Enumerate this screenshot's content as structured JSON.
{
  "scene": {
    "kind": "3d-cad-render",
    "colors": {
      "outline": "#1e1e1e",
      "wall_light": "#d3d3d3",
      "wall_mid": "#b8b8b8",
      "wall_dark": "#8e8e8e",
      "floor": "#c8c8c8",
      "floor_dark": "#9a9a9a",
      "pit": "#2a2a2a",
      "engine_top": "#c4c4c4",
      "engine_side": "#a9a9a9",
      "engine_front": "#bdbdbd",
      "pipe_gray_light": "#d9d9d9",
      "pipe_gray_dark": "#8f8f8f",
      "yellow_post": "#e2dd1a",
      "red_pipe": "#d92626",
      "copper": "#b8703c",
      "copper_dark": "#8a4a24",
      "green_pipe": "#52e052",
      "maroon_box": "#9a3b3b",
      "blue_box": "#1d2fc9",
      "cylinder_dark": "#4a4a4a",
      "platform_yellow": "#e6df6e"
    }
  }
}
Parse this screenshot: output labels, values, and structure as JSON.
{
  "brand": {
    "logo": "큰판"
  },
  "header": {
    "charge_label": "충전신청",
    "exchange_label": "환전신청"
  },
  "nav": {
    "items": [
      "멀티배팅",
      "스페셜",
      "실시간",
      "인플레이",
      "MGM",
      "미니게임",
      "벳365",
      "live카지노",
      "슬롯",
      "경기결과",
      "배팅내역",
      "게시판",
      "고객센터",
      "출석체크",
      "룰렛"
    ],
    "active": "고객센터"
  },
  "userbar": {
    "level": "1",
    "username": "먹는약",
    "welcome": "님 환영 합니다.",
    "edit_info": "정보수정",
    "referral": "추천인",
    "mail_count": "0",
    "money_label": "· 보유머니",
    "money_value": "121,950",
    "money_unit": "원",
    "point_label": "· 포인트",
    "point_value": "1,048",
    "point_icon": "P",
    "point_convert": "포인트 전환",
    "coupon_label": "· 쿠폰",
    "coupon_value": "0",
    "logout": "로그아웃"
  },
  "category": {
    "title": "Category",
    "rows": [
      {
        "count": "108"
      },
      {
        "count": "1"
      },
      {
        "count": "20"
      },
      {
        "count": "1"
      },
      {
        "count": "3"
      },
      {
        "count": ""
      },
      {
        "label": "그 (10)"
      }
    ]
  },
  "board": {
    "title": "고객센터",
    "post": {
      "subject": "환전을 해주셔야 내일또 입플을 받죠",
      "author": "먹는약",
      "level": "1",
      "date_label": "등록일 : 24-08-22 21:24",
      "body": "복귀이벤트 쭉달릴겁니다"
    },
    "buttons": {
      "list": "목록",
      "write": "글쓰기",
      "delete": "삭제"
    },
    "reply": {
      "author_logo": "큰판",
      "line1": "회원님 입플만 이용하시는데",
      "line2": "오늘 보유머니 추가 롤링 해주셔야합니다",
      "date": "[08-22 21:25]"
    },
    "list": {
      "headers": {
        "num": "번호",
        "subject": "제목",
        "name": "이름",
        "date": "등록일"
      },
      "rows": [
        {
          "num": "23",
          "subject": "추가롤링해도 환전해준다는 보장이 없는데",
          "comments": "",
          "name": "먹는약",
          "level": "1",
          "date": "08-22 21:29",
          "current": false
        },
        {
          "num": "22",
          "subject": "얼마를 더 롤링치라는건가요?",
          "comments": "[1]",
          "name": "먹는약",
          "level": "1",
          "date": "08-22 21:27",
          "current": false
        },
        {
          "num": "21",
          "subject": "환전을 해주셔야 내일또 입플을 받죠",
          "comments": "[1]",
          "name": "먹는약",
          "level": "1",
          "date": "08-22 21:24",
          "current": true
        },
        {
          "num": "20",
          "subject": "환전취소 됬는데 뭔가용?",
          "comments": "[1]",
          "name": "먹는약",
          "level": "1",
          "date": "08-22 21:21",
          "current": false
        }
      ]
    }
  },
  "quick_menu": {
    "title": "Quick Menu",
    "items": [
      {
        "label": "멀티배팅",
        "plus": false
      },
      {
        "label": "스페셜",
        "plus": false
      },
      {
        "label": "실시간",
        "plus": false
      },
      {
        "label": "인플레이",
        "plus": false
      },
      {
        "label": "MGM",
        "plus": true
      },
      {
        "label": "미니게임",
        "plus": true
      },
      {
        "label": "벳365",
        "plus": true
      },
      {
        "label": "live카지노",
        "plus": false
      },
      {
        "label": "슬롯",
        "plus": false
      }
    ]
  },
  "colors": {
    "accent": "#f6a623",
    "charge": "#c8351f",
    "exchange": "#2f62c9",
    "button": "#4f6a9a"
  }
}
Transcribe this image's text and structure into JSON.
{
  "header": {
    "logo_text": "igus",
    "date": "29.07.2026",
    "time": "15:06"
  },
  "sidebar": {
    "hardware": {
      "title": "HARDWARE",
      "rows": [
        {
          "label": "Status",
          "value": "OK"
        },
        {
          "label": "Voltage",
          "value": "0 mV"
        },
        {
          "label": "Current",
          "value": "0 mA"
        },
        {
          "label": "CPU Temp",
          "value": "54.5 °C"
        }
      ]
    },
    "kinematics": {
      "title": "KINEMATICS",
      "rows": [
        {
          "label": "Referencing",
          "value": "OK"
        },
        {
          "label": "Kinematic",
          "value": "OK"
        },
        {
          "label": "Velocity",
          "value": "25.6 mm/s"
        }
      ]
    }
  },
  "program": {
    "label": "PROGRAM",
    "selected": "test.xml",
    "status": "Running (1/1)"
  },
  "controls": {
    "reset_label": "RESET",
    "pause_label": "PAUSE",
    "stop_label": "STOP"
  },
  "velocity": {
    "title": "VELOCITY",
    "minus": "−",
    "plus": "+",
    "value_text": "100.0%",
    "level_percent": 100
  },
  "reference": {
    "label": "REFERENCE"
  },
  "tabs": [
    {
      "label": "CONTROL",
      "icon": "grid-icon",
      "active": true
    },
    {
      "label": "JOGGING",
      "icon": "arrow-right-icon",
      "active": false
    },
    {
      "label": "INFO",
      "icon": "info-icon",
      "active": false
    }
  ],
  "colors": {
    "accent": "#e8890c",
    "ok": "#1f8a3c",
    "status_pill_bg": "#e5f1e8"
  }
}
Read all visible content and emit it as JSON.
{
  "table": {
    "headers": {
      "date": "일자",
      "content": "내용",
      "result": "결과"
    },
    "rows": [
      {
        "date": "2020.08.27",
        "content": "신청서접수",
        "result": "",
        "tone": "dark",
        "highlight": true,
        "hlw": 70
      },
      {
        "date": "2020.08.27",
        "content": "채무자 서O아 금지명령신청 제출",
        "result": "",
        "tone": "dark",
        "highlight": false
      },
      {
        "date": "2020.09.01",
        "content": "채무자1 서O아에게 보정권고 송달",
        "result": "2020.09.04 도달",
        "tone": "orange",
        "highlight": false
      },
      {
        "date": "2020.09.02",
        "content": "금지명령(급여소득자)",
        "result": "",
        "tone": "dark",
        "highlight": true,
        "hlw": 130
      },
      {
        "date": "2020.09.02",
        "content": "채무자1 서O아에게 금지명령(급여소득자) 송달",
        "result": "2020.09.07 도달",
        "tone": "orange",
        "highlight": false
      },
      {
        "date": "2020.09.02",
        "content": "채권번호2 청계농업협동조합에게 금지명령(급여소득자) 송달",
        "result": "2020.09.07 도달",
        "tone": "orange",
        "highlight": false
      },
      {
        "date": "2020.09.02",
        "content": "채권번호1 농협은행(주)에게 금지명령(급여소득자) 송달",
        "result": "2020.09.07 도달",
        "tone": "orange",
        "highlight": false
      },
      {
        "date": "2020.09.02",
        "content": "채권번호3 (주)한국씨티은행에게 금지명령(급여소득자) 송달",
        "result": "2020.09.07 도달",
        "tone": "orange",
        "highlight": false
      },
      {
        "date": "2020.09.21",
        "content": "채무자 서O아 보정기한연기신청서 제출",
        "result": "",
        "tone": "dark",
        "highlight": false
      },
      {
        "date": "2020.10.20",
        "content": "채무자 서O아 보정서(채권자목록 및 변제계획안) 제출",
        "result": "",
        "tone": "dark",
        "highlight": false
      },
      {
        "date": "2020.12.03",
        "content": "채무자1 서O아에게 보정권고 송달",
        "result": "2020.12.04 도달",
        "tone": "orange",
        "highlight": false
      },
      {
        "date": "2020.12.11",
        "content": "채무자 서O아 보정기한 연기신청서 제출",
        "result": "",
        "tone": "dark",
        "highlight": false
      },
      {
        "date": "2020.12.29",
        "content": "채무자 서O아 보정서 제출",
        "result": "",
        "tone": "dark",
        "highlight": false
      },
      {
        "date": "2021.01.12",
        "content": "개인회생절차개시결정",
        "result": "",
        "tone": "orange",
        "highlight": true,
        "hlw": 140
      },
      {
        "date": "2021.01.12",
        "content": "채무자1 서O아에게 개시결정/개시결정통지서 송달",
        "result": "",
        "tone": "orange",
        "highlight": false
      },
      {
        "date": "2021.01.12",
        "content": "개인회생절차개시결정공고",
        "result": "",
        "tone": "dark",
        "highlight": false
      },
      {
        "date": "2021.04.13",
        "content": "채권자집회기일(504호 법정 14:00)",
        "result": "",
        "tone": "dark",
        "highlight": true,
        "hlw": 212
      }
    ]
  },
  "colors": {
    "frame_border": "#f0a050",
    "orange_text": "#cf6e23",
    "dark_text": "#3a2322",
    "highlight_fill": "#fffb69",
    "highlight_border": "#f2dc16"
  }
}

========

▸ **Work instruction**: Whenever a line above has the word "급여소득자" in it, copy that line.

▸ **Exercise solution**:
        "content": "금지명령(급여소득자)",
        "content": "채무자1 서O아에게 금지명령(급여소득자) 송달",
        "content": "채권번호2 청계농업협동조합에게 금지명령(급여소득자) 송달",
        "content": "채권번호1 농협은행(주)에게 금지명령(급여소득자) 송달",
        "content": "채권번호3 (주)한국씨티은행에게 금지명령(급여소득자) 송달",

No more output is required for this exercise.